The best feedback comes from having the most information. A few times a year, students can order a copy of the SAT exam questions. They don’t get their own test booklet back, but they do get a copy of the entire exam to go along with the list of questions they missed.
When available, I strongly encourage you order this. It usually takes 6 to 8 weeks to receive the copy of the questions, so plan to wait a few weeks before you can utilize this information.
Notes on What to Order
Of course we have some more admissions alphabet-soup when trying to order the items mentioned above. Here’s some info to help you decode the process:
SAT with Essay — Student can add (or drop) the essay up to the time of the exam. There is no late fee to add the essay; students just pay the extra $14 (for a total of $60) to take the written portion.

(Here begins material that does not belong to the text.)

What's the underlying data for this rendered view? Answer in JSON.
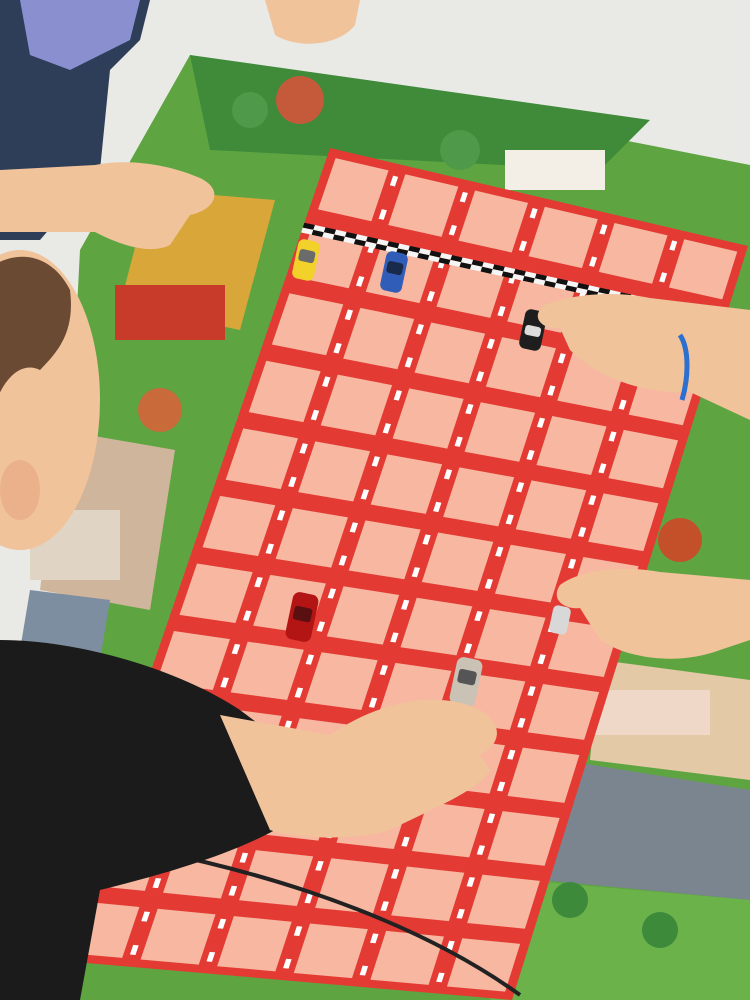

Test Questions — (QAS) Questions-and-Answer Service. You will receive BOTH a detailed report of which questions your student missed AND a copy of the test questions. For 2017-18 this is available for the Oct, March, and May exams given in the U.S. and costs $18.00.
Student Answers— (SAS) Student Answer Service. You will receive a question-by-question printout showing which problems were missed, difficulty level, and sub-score / cross-test info. This is available in Aug., Nov., Dec., and June (and international dates that don’t offer QAS) and costs $13.50.
QAS and SAS can be ordered after the exam is taken, so log into your College-Board account and order one for your last test if you didn’t already. (Usually there is a three-month limit on ordering, so don’t wait too long.)
ACT with Writing — Student can add (or drop) the essay up to the late registration deadline for that exam. If a student decided to add the writing after the late registration deadline, he or she must notify the test center coordinator on the day of the test; availability will depend on the amount of extra writing booklets (a lot like flying standby.) Students pay the extra $16.50 (for a total of $62.50) to take the written portion.
Test Questions — (TIR) Test Information Release. You will receive BOTH a detailed report of which questions your student missed AND a copy of the test questions. For 2017-18 this is available for the Dec., April, and June exams given in the U.S. and costs $20.00.
Student Answers — Unlike College Board, ACT doesn’t offer a separate answer return service on test dates not covered by the TIR option.